Remember that you are surrounded by Texas drivers who haven’t left enough stopping distance and are going too fast to steer safely. If you want to do anything — turn, slow down, change lanes, anything other than go in a straight line at constant speed — then you need to give your fellow drivers as much warning as possible.
Trick 7: Find a truck.
A trick I have used on highways is to find an 18 wheeler going your way, and follow it at a safe distance. This has a number of advantages:
The truck driver is almost certainly a lot more experienced than you. He’s likely driven across the country in all kinds of weather, and he knows what a safe speed is for the current conditions.
He can see further than you because he’s higher up, so if there’s something bad ahead, he’ll probably see it sooner than you would be able to.
If anything bad does happen he’ll hit it first. And probably plough straight through it.
If he brakes, you’ll be able to brake a little faster than him.
So all you need to do is follow behind the truck at a safe distance. I’ll say that a third time: at a safe distance.
The absolute minimum safe distance to follow behind a truck is _at least_ far enough back that you can see his side (wing) mirrors. That’s the rule of thumb to ensure that he has a chance of seeing you.

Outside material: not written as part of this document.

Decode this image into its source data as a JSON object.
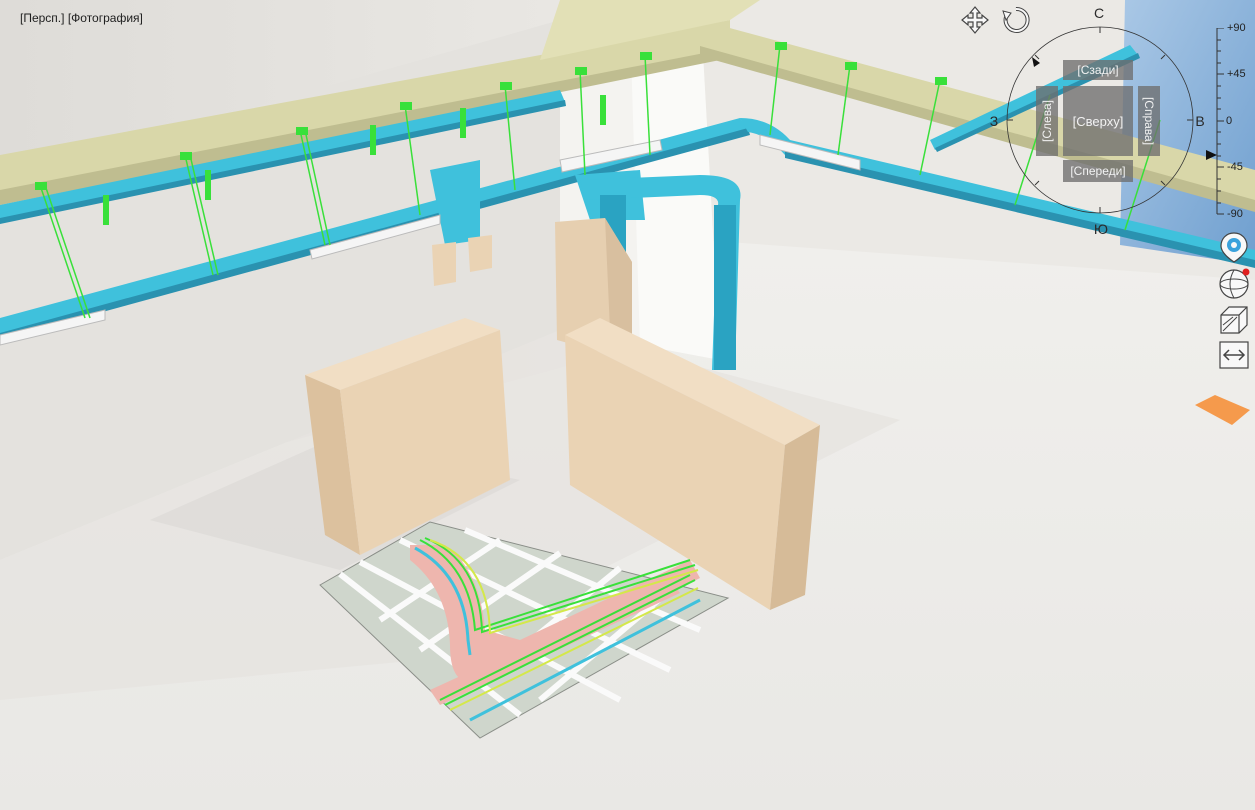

Then add however much additional distance you need to be able to stop gracefully without ploughing into the back of his truck, because it’ll hurt you a hell of a lot more than it hurts him.
Trick 8: If you must overtake, leave plenty of space.

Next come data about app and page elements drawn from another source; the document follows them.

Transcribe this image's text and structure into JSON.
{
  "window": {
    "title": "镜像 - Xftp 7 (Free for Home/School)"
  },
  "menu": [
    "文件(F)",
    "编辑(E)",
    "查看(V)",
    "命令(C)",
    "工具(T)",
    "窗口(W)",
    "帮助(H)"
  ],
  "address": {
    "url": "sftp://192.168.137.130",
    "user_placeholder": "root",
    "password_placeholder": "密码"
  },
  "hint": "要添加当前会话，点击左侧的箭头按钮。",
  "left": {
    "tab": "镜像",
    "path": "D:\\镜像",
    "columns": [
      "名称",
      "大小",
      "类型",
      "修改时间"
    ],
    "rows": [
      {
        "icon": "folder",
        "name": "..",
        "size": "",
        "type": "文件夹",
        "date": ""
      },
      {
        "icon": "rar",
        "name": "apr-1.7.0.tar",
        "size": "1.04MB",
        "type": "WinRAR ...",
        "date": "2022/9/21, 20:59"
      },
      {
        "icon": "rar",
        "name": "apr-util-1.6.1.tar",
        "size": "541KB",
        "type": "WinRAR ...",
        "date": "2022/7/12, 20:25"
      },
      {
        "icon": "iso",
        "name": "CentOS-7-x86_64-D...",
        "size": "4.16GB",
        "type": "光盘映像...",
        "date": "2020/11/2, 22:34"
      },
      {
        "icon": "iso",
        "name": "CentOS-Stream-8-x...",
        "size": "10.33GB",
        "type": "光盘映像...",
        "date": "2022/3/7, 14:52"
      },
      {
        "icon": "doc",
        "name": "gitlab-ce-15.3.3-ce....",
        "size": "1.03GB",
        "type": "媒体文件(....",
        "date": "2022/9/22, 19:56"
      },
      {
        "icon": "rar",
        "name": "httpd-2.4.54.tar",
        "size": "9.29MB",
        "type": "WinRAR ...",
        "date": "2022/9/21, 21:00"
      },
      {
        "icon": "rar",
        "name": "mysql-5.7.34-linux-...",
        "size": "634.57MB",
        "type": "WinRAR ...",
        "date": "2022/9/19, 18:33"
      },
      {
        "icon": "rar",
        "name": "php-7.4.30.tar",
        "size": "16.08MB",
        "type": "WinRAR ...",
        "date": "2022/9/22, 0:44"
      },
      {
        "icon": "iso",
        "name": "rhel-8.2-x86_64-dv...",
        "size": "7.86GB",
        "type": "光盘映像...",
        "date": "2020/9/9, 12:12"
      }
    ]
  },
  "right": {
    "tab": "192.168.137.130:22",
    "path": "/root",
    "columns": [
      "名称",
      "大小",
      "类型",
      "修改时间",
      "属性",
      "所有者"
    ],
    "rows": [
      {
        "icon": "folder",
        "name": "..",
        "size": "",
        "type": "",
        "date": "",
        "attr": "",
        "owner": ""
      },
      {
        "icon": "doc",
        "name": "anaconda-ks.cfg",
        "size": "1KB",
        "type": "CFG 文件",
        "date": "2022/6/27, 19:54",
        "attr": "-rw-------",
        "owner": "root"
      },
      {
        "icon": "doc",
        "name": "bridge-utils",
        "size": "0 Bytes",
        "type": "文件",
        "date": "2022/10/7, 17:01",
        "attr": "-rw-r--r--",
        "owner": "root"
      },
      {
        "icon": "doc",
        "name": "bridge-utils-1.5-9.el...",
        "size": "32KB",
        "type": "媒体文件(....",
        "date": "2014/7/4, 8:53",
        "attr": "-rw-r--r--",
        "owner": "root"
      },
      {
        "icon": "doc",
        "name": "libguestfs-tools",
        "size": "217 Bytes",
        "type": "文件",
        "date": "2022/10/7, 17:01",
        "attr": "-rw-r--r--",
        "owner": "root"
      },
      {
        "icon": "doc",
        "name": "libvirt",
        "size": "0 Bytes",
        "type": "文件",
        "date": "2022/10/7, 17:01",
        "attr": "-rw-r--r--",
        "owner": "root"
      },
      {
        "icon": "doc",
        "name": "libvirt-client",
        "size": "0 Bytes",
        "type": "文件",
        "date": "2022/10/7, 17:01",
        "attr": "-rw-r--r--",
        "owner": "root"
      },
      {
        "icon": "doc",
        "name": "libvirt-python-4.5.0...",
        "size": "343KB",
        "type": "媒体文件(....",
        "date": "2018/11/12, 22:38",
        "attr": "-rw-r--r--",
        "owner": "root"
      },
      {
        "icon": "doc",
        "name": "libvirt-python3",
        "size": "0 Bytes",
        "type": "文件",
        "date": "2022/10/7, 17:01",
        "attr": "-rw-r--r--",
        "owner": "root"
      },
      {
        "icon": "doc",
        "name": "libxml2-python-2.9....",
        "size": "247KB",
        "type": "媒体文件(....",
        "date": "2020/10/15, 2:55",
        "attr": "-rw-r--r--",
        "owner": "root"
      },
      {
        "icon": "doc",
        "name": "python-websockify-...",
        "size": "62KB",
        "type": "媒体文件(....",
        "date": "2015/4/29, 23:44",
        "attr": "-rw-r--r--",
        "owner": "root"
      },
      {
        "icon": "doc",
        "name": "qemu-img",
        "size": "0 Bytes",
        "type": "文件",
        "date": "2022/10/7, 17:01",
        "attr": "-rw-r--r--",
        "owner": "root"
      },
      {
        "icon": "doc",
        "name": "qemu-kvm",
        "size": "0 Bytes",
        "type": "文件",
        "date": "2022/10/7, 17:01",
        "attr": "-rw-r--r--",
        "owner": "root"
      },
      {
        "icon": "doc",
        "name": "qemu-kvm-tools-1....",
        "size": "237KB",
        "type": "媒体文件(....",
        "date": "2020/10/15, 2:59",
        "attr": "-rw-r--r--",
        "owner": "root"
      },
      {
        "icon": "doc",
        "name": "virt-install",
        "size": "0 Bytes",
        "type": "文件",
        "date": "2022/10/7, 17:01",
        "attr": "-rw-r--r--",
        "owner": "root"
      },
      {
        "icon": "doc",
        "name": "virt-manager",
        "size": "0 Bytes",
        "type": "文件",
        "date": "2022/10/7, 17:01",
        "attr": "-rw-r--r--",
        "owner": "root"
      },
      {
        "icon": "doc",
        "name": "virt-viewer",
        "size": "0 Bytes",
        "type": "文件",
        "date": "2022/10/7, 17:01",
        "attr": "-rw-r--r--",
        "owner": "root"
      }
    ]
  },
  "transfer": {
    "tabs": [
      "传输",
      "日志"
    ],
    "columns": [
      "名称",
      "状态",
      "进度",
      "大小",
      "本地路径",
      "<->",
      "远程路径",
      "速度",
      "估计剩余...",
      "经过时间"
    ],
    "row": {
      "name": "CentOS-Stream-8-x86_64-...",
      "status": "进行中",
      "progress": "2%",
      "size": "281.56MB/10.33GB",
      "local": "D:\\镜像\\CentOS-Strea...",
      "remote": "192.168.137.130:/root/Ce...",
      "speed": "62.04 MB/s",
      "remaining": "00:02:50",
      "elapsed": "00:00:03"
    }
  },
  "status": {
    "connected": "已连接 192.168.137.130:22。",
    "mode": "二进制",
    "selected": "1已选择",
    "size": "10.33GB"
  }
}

The best thing is not to overtake. The trucks will probably be the slowest things on the road, and you’re following their lead, right? But if you absolutely must overtake someone, leave plenty of distance before changing lane back in front of them.
There’s a fairly simple rule of thumb for this one too: when you can see both of the other vehicle’s headlights in your rear view mirror, you’re probably safe to start pulling in ahead of him.
Trick 9: Learn how to deal with skids.
If you’re turning and start to skid, you need to:
- Stop accelerating.
- Stop braking. (This is the bit people forget.)
- Adjust the steering slightly in the opposite direction from the way you were turning, i.e. in the direction the car is skidding.
For example, you’re turning right and the car starts sliding left so you won’t make it? Don’t brake. Lift your foot and turn the wheel left a little until the tires start to grip again. Once you’re no longer sliding, then you can try steering the way you want to go again.
Advanced driving courses can teach you how to do this until it becomes an automatic reflex. I’ve been known to try a few low speed practice skids in an icy empty parking lot, but I’m not suggesting that as a good idea, particularly not in an SUV. If you roll it, it’s your problem.
Trick 10: Remember that video games are not real.
Statistically, people who play driving video games tend to be worse drivers. Those high speed turns you make while evading cops in Grand Theft Auto will not translate into real life.
For a taste of this, try playing Gran Turismo, which is one of the most realistic driving games. You’ll find that compared to other games, the cars maneuver like bricks. And remember, the cars in that game are based on highly tuned performance racing machines, not your crappy Corolla.